Resisting a police officer who is trying to arrest you can be a misdemeanor or a felony, depending on factors such as whether your efforts to resist the officer involved physical violence.
If a police officer is trying to arrest you, but you are sure that you have not done anything wrong, it is only human to protest and try to set the record straight. Unfortunately, this often makes things worse, and you can be accused of impeding arrest, in addition to any other accusations that led to the arrest in the first place. The best thing to do if a police officer is trying to arrest you is to exercise your right to remain silent and to talk things over with a lawyer at the earliest opportunity; if the officer truly had no business arresting you, your lawyer may be able to get the charges dropped quickly. If you have tried to flee, verbally resist, or physically fight off an officer, even if you only did so briefly, charges of resisting arrest can apply.
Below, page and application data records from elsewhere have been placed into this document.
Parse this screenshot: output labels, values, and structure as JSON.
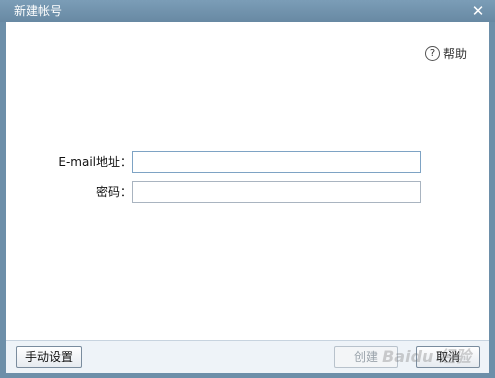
{
  "window": {
    "title": "新建帐号",
    "close_glyph": "✕"
  },
  "help": {
    "icon_glyph": "?",
    "label": "帮助"
  },
  "form": {
    "email_label": "E-mail地址：",
    "email_value": "",
    "password_label": "密码：",
    "password_value": ""
  },
  "footer": {
    "manual_settings_label": "手动设置",
    "create_label": "创建",
    "cancel_label": "取消"
  },
  "watermark": "Baidu 经验",
  "colors": {
    "titlebar": "#6d8fa9",
    "footer": "#eef3f8"
  }
}
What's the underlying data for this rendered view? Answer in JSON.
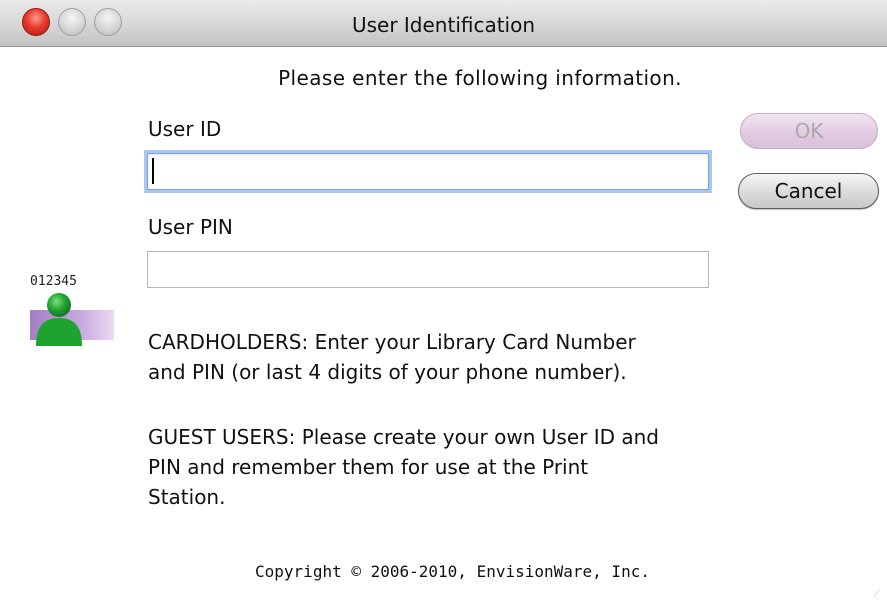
{
  "window": {
    "title": "User Identification"
  },
  "form": {
    "instructions": "Please enter the following information.",
    "user_id_label": "User ID",
    "user_id_value": "",
    "user_pin_label": "User PIN",
    "user_pin_value": ""
  },
  "buttons": {
    "ok_label": "OK",
    "cancel_label": "Cancel"
  },
  "icon": {
    "name": "user-card-icon",
    "card_number": "012345"
  },
  "notes": {
    "cardholders_line1": "CARDHOLDERS: Enter your Library Card Number",
    "cardholders_line2": "and PIN (or last 4 digits of your phone number).",
    "guest_line1": "GUEST USERS: Please create your own User ID and",
    "guest_line2": "PIN and remember them for use at the Print",
    "guest_line3": "Station."
  },
  "footer": {
    "copyright": "Copyright © 2006-2010,  EnvisionWare, Inc."
  },
  "colors": {
    "close_button": "#e8392e",
    "focus_ring": "#a9c6ee",
    "ok_button_tint": "#e3cde3",
    "avatar_green": "#1fa32f",
    "card_purple": "#b18bcf"
  }
}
If you are being accused of resisting arrest, contact an Austin criminal defense for misdemeanors lawyer.
What Constitutes Resisting Arrest?
For charges of resisting arrest to apply, the following conditions must be present:
- A law enforcement officer was acting within her official duties, such as by conducting a traffic stop or executing a search warrant or an arrest warrant
- The defendant should reasonably have known that the person attempting to make the arrest was a law enforcement officer because the officer was wearing a uniform or displayed his or her badge
- The defendant attempting to evade arrest, such as by walking away from the officer, making false or misleading statements, or physically fighting the officer off
Penalties for Resisting Arrest in Texas
In most instances, resisting arrest is a class A misdemeanor, which means that the maximum penalty is one year in county jail and a fine of $4,000. If aggravating factors are present, such as if the defendant physically injures the officer, the state can prosecute the offense as a felony. If that happens and the case results in a conviction, then the maximum penalty is 10 years in state prison and a fine of $10,000.
Defenses to Charges of Resisting Arrest
You can be acquitted of charges of resisting arrest if you can show that the officer who arrested you was not acting in his or her official duties or did not identify himself or herself as a law enforcement officer. The charges also do not apply if the officer was wrong to try to arrest you because you had not done anything that would justify an arrest. You can also argue that you acted in self-defense if the officer was unjustly using force when you physically resisted.
An Atlanta Criminal Defense Lawyer Can Help You Fight Charges of Resisting Arrest
A criminal defense lawyer can help you if you have been accused of resisting arrest by a law enforcement officer with or without physical force. Contact Granger and Mueller in Austin, Texas, or call (512)474-9999.